BRIEF >> Check the records below line by line, and report how many lines include the string "Alternatives". No other words are needed.

Entries from a dataset of interfaces >>
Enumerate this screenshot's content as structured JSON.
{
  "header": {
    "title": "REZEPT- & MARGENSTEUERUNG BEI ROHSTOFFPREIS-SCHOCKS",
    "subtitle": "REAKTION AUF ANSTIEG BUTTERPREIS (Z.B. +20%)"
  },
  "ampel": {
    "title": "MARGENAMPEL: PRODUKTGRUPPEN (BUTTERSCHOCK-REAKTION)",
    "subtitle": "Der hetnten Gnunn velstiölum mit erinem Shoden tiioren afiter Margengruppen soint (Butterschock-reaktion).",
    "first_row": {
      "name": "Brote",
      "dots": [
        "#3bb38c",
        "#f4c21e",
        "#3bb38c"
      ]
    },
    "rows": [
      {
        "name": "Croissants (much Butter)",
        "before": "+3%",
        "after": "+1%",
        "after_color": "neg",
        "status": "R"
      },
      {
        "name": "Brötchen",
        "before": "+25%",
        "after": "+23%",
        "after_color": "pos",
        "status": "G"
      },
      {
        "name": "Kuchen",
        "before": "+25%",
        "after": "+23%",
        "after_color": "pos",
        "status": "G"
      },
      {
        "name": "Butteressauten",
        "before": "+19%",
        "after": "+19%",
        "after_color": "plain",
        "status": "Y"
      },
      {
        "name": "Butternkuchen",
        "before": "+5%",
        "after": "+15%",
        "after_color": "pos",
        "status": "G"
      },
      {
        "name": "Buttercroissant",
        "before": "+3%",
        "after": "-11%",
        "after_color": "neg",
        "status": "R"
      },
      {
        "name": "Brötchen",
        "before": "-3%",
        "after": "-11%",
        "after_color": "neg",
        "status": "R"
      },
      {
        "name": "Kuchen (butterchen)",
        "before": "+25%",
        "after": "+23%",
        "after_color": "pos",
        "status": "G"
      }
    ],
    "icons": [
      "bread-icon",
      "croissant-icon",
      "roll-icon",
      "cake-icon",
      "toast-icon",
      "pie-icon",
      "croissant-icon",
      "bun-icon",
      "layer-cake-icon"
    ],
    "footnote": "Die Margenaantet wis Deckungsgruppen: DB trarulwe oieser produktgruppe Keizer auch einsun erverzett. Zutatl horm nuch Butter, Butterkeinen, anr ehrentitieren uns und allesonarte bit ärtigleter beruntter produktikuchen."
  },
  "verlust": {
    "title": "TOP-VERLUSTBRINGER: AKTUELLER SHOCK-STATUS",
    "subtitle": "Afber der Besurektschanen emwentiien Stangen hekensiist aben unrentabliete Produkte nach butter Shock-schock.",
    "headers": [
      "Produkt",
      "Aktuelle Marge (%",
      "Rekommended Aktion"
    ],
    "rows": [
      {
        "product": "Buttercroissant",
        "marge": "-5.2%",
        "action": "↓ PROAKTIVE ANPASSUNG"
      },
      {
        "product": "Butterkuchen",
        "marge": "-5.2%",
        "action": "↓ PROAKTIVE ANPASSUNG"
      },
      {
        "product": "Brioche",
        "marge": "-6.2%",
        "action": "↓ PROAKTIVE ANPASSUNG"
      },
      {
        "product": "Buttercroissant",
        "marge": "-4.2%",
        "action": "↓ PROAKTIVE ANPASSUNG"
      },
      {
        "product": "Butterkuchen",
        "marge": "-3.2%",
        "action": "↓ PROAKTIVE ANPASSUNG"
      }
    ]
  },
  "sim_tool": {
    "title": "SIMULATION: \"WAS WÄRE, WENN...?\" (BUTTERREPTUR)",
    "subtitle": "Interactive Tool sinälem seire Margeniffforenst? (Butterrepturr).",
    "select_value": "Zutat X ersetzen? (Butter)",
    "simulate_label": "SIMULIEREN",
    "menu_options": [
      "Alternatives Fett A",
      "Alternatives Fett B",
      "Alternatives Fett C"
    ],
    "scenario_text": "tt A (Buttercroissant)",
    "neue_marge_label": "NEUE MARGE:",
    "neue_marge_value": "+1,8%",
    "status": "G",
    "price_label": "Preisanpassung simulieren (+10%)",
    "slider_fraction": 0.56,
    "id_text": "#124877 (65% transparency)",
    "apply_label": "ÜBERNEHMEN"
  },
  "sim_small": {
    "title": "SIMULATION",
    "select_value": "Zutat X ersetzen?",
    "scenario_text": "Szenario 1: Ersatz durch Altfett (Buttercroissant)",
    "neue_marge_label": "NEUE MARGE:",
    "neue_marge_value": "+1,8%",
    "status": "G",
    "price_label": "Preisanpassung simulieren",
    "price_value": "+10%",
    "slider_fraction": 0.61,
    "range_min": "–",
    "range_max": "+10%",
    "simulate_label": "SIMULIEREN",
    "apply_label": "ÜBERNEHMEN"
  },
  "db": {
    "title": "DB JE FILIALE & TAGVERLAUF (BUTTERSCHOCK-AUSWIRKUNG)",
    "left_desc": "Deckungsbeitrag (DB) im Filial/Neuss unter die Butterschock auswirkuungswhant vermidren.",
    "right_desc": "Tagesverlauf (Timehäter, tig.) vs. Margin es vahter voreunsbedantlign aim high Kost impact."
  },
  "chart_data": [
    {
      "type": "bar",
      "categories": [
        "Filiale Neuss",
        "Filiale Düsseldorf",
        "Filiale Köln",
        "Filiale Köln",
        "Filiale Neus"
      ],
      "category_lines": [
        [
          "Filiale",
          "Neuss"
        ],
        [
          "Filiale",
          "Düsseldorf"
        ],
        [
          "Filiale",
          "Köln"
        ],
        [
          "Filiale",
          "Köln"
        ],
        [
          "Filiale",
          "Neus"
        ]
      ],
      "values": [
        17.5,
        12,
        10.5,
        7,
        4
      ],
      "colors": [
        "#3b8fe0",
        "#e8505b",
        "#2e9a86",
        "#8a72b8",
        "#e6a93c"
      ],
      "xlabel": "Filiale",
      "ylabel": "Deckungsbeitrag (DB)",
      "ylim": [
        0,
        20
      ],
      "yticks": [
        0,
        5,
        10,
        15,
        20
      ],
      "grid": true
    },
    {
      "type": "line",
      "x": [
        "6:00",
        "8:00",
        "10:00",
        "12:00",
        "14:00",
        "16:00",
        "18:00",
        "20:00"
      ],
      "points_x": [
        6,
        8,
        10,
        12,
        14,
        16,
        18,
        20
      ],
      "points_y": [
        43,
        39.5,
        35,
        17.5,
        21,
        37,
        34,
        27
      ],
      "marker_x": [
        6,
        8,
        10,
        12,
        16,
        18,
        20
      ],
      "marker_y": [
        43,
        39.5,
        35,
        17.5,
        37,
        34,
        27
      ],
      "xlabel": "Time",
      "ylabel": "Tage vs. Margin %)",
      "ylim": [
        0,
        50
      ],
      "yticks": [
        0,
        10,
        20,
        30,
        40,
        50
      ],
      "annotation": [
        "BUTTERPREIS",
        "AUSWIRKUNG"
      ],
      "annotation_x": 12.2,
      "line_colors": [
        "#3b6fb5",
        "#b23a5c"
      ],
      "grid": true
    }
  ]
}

RESULT OF THIS TASK >> 3